The group divided into two: those who had visited Christmas before and those who hadn't. This was my fifth trip to Christmas Island, so I fell comfortably into the first group. We drove around the island and were shocked to see how very dry it was. Richard had warned us that things were dry, but hearing about it and actually witnessing it were two different things. Finding new birds in these conditions was going to be difficult.
|There were many more Island Thrushes than on my previous visits.|
There has been a concerted effort to remove feral cats from Christmas Island and we saw several cat traps on our travels. This is paying off. I saw just two cats on the island - both of them domestic moggies in the township of Settlement. More noticeable was the increased population of Island Thrushes. They were abundant, and I'm sure this is a direct result of the cat eradication program.
Kestrels and Christmas Imperial Pigeons were always abundant. Other birds we saw every day were Christmas Island Swiftlets, White-tailed Tropicbirds (including Golden Bosunbirds), Red-footed Boobies, Great Frigatebirds and Christmas Frigatebirds. Alas, the Red-billed Tropicbird I had searched for on my previous visit was no longer present.
|The poinceanas were looking beautiful.|
The poinceanas were in flower and looking beautiful. The red crabs were migrating. Many roads were closed and some were open that should have been closed. On several occasions we had a few spots of rain, but not enough to get properly wet, and certainly not enough to satisfy the rainforest.
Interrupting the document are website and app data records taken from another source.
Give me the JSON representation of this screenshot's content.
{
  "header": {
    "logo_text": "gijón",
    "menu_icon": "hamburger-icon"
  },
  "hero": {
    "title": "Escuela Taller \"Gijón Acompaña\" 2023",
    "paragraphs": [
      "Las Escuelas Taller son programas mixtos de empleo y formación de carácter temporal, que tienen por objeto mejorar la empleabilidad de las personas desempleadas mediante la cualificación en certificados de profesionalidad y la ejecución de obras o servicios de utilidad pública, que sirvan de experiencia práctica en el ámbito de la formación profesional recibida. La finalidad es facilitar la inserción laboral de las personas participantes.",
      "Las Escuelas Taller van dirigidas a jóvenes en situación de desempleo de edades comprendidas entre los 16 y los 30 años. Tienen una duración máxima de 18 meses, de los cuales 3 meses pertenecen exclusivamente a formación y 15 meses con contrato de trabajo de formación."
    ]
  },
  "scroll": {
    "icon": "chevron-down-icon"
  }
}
At Swift Alley we enjoyed lots of Abbott's Boobies, but no swifts. On the road to Dolly's Beach, white-eyes, thrushes and Common Emerald Doves enjoyed pools of water on the road, provided by a natural spring. We visited the farm, hoping to see the Yellow Bittern that was present a fortnight ago, but it was nowhere to be seen.
We went spotlighting a couple of times, first to see the endemic boobook, then looking for nightjars. We saw the Christmas Boobook, but there was no hint of nightjars. My one hope for a lifer on Christmas had been a Savanna Nightjar, which I had heard calling on two separate occasions on previous visits. It was not to be.
I saw Yellow Crazy Ants on the handrail at Margaret Knoll. Millions of dollars have been spent trying to eradicate these pests, and it is unclear whether or not the program will be successful. The ants were introduced from South America, arriving early in the twentieth century, and were not a major threat for some decades. Then, for some reason, they formed supercolonies, and immediately became a major problem, killing red crabs and destroying the environment. The national parks experts are attempting a biological control of the ants, using a tiny wasp that destroys the ant's main food source, an introduced scale. Let's hope it works.
Rob and I attended a fascinating talk about the captive breeding program for two lizards, both extinct in the wild. One was the Blue-tailed Skink and the other Lister's Ghecko. The idea is to breed them up in sufficient numbers to re-introduce them to their former home.
Although this was my fifth visit to Christmas Island, I did two things I've never done before: I walked to the Dales (which was lovely) and I took a boat trip around the island (which was most enjoyable). The boat trip was predominantly organized for snorklers, but I admired the scenery and the birds and certainly got my money's worth.
Despite being so dry, the island is always a very special place. The rainforest is serene, the frigatebirds are mesmerizing and the crabs are fascinating. It's sad to see the casino deserted. I will have to go back. Apart from anything else, I have an appointment with a Savanna Nightjar.